Questions have been swirling around why hedge-fund tycoon and Democrat mega-donor Tom Steyer didn’t disclose his role in a controversial campaign to get state and local governments to file climate change lawsuits against energy companies. Steyer’s super PAC, NextGen Climate Action distanced itself from the strategy, telling Politico's Morning Energy in September" "We're definitely not pushing this thing."
Jeff Stier | All Articles
The EPA just threw out five years of fracking safety research to appease green extremists. Although early drafts found no evidence that fracking has had a "widespread, systemic" impact on drinking water, the final report claims that there isn't "enough information to make a broad conclusion."
If you liked Mayor Bloomberg’s approach to controlling how New Yorkers eat, you are going to love what federal nutrition nannies are planning for the entire U.S. population.
I've long thought there was something amiss about how news outlets seem almost hyper-focused on reporting any potential conflicts of interest. Not that there's anything wrong with identifying those conflicts, but I think their importance is often over-played to the detriment of getting to the crux of issues.
The CIA’s use of a fake vaccination program to help find Osama bin Laden is a stain on an otherwise remarkable operation.
It is no secret that the government wants to change how we live. Nanny-state officials want people to exercise more, stop drinking soda and stop using tobacco. But few people are familiar with an Obama administration program that gives grants to activist organizations that support unpopular nanny-state laws.
If you’ve looked at online, print or broadcast news in the past 48 hours, you’ve probably seen coverage of the President’s Cancer Panel report that hypes potential environmental causes of cancer. To not notice alarming headlines like, “Cancers from Environment ‘Grossly Underestimated,’” “Americans Bombarded with Cancer Causes,” and “‘Grievous Harm’ Posed by Unchecked Chemicals,” it would take a stock market crash, an attempted terrorist attack in Times Square, and a huge oil spill, all in the same week.
While there may be a few valid illness claims buried among the 10,000 or so cases in the big “9/11 lawsuit” now approaching trial, the overwhelming majority clearly relies on junk science. Sadly, there’s a whole industry set up to supply that junk—funded by lawyers eager to fuel such lawsuits, staffed by researchers eager to push bizarre theories, and promoted by ignorant reporters and politicians.

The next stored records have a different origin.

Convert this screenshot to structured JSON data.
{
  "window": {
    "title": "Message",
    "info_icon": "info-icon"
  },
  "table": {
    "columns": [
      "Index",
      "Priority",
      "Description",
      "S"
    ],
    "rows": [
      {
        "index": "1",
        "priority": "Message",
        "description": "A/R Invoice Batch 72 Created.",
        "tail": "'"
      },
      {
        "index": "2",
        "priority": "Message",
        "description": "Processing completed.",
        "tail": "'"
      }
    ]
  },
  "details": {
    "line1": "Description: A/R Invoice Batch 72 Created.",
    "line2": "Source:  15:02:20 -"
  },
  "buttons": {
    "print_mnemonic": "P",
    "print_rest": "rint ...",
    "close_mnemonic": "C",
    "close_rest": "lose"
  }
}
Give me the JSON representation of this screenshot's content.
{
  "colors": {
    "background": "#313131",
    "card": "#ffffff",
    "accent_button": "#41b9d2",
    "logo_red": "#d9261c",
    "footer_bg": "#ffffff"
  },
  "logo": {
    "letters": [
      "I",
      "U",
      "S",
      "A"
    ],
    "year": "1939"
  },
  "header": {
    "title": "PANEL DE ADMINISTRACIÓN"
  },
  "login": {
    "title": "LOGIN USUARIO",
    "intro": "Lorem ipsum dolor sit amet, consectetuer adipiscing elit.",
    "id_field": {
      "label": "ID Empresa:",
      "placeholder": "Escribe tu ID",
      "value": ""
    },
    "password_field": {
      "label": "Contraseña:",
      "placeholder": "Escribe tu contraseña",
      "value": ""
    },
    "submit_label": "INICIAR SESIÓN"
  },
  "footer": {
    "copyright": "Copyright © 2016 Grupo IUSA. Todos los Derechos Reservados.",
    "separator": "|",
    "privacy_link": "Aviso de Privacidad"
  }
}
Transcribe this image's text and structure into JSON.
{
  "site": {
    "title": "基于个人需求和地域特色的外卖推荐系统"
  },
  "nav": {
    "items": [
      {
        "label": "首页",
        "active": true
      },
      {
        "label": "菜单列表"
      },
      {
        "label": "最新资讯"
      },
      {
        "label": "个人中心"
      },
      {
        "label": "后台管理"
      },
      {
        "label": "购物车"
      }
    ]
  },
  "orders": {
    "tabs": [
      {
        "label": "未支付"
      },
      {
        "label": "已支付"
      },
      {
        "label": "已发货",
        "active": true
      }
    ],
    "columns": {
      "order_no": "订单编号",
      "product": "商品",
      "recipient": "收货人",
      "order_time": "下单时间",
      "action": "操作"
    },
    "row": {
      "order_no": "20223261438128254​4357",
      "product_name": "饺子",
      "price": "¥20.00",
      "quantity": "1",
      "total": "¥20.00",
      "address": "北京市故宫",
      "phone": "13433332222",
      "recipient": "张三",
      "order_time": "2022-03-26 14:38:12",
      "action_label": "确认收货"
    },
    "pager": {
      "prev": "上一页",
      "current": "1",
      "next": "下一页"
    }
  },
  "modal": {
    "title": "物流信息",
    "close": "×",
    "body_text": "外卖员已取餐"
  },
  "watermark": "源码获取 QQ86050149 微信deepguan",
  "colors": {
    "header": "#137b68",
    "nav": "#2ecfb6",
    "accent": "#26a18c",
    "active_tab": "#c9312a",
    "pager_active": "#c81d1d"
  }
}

Studies published in peer-reviewed journals become the basis for everything from the advice your doctor gives you to the very laws that govern us. A journal’s ability to tell good science from bad is critical. But some journals have used poor judgment, and even replaced judgment with a bias of their own.